By expressly providing that a physician's certificate is admissible in claims involving 25 weeks or less of disability, the legislature intended to exclude such certificates in claims involving more than 25 weeks of disability. Young v. Workmen's Compensation Appeal Board, 39 Pa. Commonwealth Ct. 265, 395 A.2d 317 (1978). More importantly, the document in question contains no identifying marks as to the author or time of completion. Employer had several opportunities to present the deposition, actual testimony, or sworn statement of the author of the medical history form sought to be admitted and failed to do so.
[ 49 Pa. Commw. Page 539]
It is our conclusion that the referee's initial ruling was correct, i.e., that the physician's report could not be admitted over employee's objection where the claim was not limited to 25 weeks or less and where the claim was not properly documented.
And Now, this 3rd day of March, 1980, the order of the Workmen's Compensation Appeal Board dated June 22, 1978, is affirmed. It is ordered that judgment be entered in favor of Arlene A. Feher and against D.L. Clark Company, a division of Beatrice Foods.
It is ordered that D.L. Clark Company shall pay compensation to the claimant, Arlene A. Feher, at the rate of $93.33 per week for the days missed as shown by company records as follows:
1. That the claimant is entitled to compensation from 12/12/73 to 12/4/74, a period of 51 weeks including the one week waiting period;
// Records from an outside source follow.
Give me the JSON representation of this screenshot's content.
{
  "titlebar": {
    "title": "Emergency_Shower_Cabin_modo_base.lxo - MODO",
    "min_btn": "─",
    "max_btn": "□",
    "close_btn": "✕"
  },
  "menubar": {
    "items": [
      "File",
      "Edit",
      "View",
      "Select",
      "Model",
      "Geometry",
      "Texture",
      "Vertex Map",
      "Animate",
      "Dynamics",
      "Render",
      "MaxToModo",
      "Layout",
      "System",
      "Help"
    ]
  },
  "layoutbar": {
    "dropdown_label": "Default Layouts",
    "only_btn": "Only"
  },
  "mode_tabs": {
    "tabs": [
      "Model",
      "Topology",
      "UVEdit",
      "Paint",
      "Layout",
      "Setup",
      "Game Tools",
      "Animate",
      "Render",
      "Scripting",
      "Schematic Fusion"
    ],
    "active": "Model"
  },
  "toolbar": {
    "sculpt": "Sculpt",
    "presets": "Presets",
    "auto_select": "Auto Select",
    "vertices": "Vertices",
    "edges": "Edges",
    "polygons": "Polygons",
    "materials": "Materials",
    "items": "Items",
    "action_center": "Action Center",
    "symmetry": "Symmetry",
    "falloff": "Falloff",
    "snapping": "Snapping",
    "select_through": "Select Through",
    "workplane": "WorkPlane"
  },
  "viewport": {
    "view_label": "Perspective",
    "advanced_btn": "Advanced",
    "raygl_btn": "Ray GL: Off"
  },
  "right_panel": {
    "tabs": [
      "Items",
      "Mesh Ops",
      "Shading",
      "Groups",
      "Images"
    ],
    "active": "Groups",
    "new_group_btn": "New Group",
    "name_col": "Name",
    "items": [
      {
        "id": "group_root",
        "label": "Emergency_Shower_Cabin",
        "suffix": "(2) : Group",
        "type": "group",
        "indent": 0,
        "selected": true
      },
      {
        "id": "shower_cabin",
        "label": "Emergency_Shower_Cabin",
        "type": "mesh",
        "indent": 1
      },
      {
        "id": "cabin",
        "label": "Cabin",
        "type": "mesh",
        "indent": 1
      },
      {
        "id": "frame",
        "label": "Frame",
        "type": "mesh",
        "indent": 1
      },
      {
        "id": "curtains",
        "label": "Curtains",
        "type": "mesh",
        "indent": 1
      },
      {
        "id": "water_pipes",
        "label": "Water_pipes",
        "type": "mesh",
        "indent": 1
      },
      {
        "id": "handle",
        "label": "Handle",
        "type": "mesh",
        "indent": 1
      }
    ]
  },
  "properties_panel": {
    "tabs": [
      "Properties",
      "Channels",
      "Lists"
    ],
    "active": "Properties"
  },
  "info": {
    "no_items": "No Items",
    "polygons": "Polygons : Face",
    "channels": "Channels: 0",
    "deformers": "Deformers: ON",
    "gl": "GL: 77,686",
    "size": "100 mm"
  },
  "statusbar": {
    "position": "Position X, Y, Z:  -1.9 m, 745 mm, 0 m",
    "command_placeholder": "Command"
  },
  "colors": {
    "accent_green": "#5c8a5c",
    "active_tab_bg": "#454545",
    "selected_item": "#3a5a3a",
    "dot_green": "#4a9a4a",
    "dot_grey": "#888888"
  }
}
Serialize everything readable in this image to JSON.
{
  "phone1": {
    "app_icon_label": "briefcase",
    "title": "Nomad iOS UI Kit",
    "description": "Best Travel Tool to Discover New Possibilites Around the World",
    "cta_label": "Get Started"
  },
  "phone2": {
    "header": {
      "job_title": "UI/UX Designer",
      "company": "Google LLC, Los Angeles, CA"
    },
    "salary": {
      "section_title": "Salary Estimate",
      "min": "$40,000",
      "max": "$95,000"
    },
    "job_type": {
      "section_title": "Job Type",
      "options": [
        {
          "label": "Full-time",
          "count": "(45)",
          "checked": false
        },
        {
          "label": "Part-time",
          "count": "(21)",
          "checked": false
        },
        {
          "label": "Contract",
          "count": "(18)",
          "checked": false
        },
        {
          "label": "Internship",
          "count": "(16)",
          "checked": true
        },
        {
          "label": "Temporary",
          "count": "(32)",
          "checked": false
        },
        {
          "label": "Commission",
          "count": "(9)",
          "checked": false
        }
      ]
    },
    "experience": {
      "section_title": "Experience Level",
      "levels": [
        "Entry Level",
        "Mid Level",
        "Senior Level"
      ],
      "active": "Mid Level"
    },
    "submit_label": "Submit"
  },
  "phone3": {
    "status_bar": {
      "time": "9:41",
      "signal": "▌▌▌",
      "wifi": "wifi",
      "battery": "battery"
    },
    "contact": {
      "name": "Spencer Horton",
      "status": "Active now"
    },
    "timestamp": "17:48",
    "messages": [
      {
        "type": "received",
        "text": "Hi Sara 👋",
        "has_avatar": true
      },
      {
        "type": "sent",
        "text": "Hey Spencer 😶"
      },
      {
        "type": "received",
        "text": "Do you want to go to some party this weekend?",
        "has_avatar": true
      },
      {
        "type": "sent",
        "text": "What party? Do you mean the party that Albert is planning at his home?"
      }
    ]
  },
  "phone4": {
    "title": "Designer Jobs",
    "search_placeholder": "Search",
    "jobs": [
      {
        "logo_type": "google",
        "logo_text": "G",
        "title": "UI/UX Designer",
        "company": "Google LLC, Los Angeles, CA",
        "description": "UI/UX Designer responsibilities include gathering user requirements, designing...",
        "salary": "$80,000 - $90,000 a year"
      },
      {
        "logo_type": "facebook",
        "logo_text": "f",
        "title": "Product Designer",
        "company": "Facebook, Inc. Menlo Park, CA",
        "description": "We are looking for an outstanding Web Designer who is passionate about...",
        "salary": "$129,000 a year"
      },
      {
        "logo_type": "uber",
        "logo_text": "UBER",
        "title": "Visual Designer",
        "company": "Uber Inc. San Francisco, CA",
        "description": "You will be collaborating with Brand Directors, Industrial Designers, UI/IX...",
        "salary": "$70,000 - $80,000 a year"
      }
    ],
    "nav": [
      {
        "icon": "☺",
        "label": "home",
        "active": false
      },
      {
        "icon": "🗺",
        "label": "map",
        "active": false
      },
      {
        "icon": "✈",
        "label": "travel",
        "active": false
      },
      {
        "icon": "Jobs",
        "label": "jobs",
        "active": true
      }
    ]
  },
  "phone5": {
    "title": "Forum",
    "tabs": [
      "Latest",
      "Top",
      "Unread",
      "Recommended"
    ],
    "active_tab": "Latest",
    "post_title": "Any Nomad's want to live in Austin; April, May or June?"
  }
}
2. The claimant is entitled to the following additional days disability:
From 12/5/74 to 12/10/74 (5 days)
From 12/11/74 to 12/12/74 ...